MATERIAL SHOWN:
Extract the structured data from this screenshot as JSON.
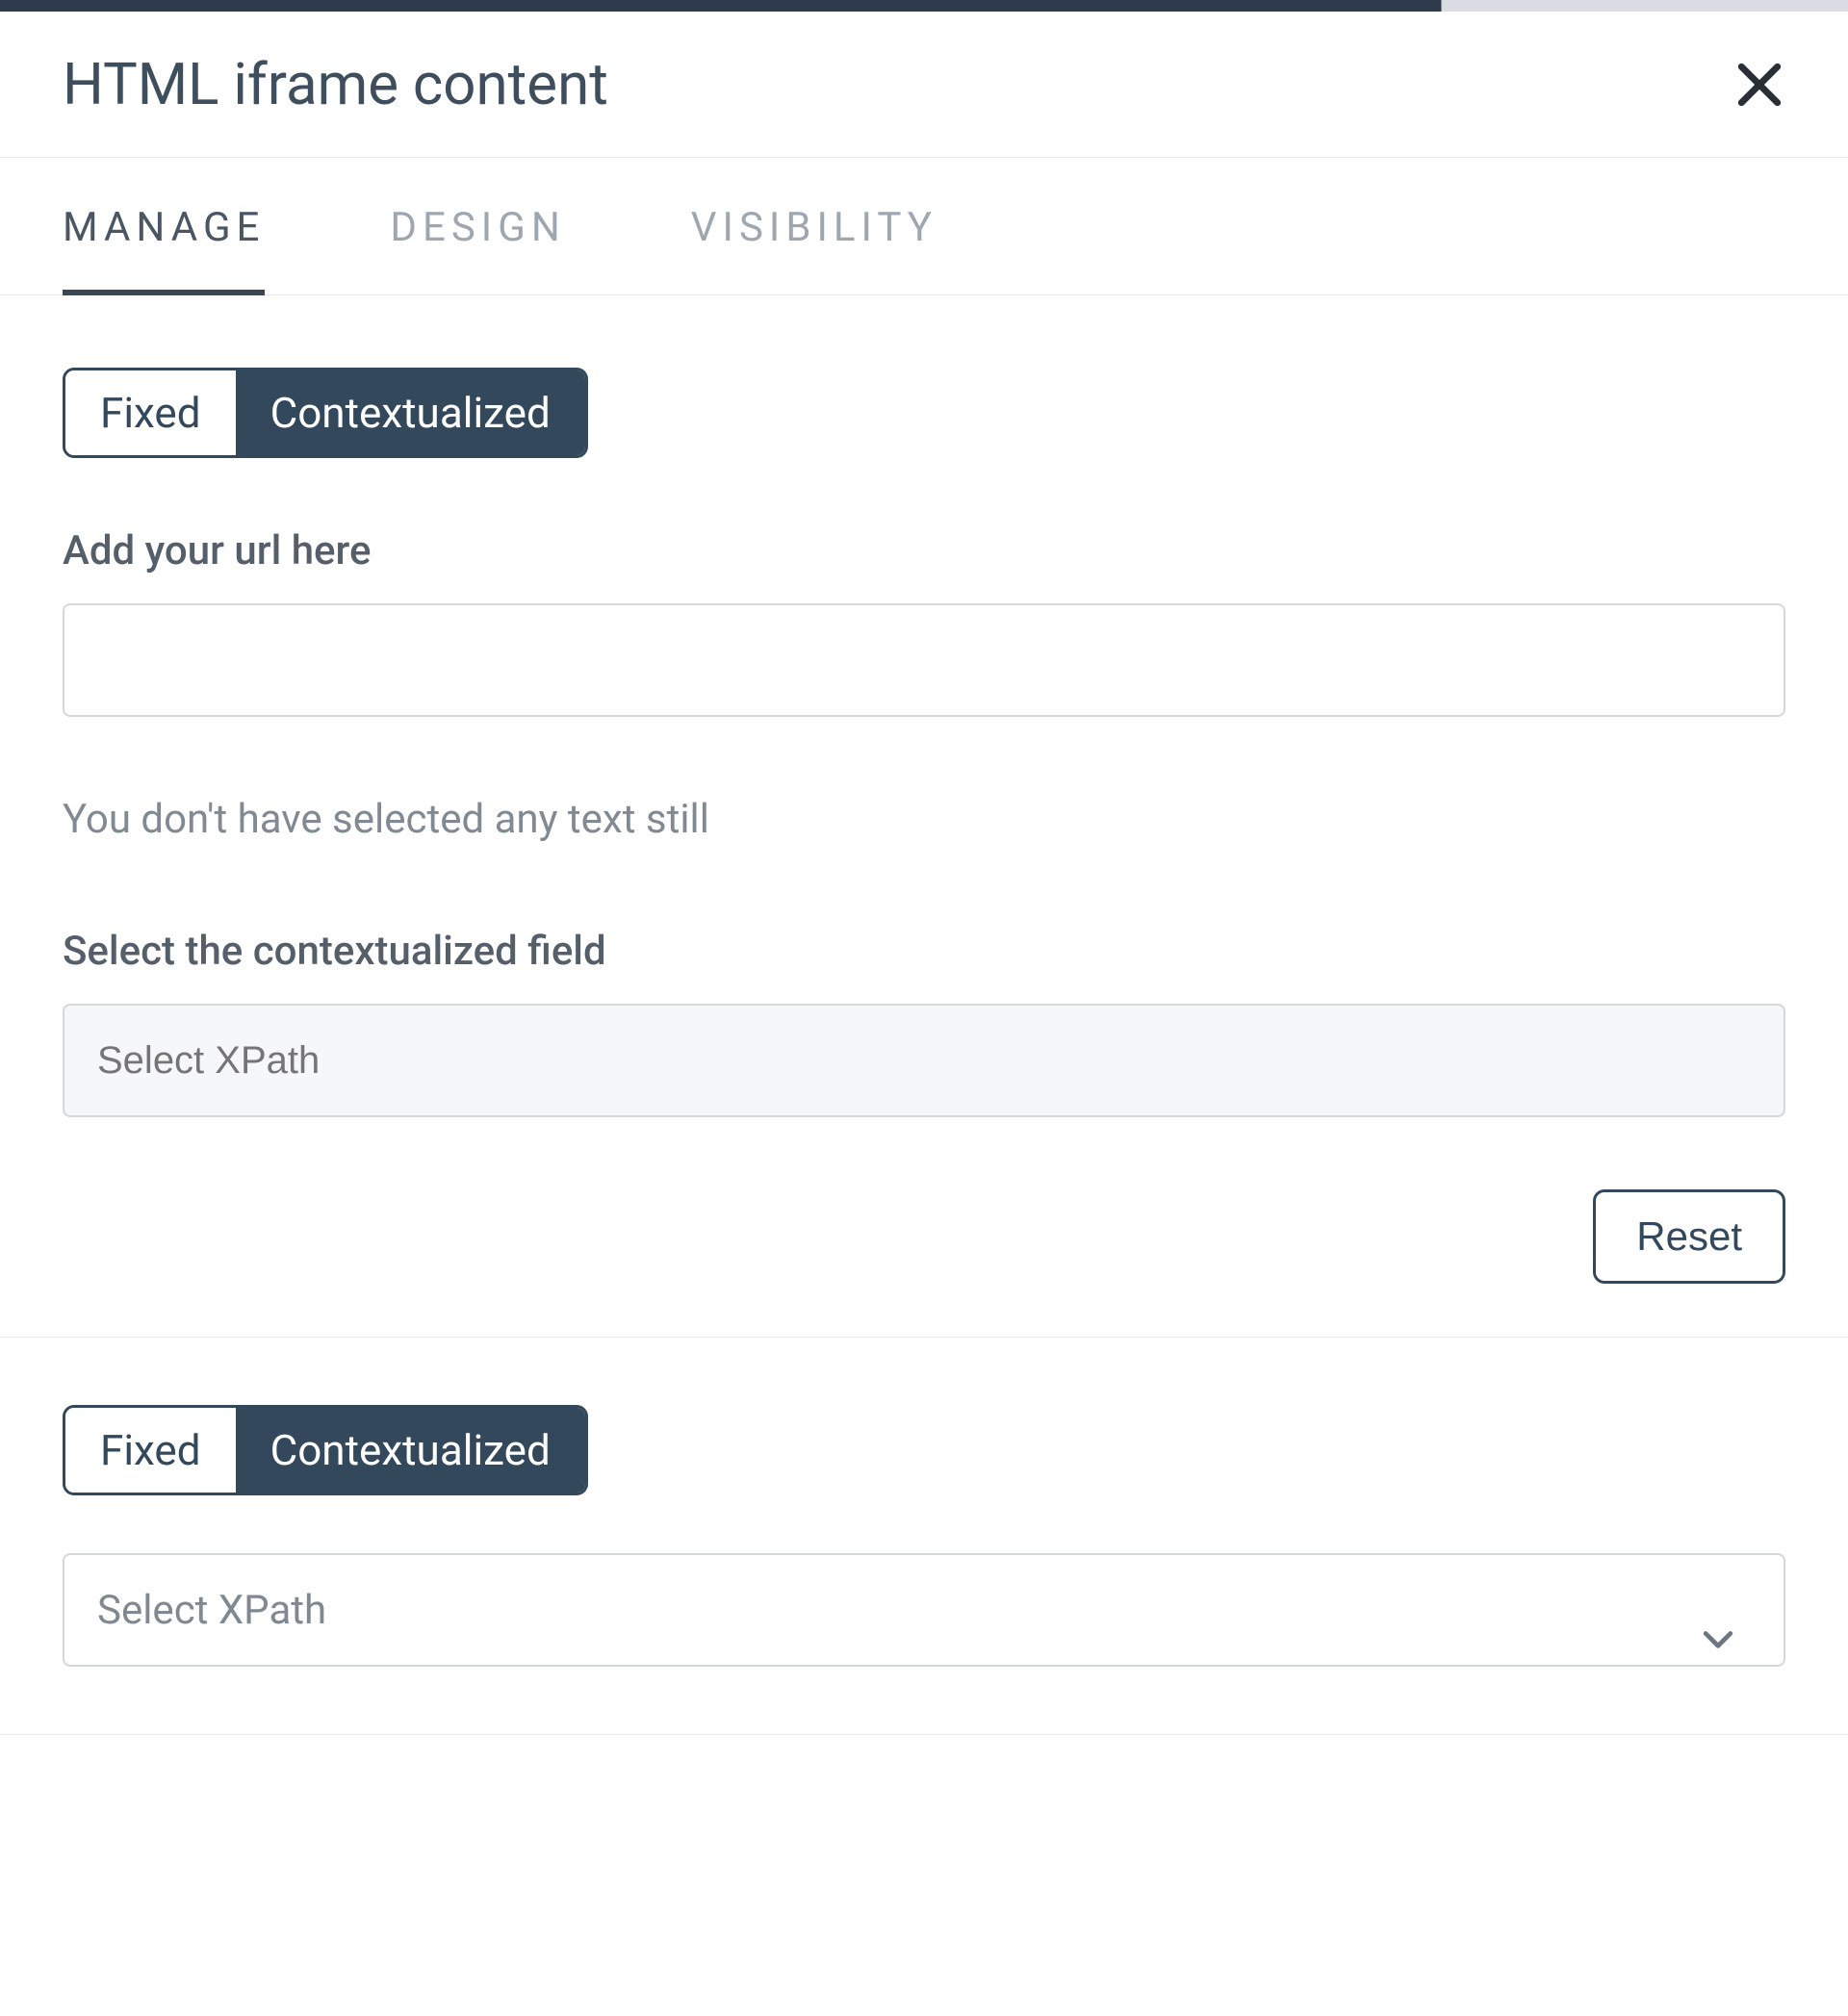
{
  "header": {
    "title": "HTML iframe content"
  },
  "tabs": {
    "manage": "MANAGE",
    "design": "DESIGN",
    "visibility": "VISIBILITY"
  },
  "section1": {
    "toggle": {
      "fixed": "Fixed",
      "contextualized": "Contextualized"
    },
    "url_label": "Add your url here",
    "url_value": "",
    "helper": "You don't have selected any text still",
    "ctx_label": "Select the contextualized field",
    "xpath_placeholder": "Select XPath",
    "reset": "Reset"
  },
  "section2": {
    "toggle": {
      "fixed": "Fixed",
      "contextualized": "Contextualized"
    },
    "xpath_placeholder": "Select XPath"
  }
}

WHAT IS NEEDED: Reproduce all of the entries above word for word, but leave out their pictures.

ANSWER SPACE:
Extract the structured data from this screenshot as JSON.
{
  "header": {
    "title": "HTML iframe content"
  },
  "tabs": {
    "manage": "MANAGE",
    "design": "DESIGN",
    "visibility": "VISIBILITY"
  },
  "section1": {
    "toggle": {
      "fixed": "Fixed",
      "contextualized": "Contextualized"
    },
    "url_label": "Add your url here",
    "url_value": "",
    "helper": "You don't have selected any text still",
    "ctx_label": "Select the contextualized field",
    "xpath_placeholder": "Select XPath",
    "reset": "Reset"
  },
  "section2": {
    "toggle": {
      "fixed": "Fixed",
      "contextualized": "Contextualized"
    },
    "xpath_placeholder": "Select XPath"
  }
}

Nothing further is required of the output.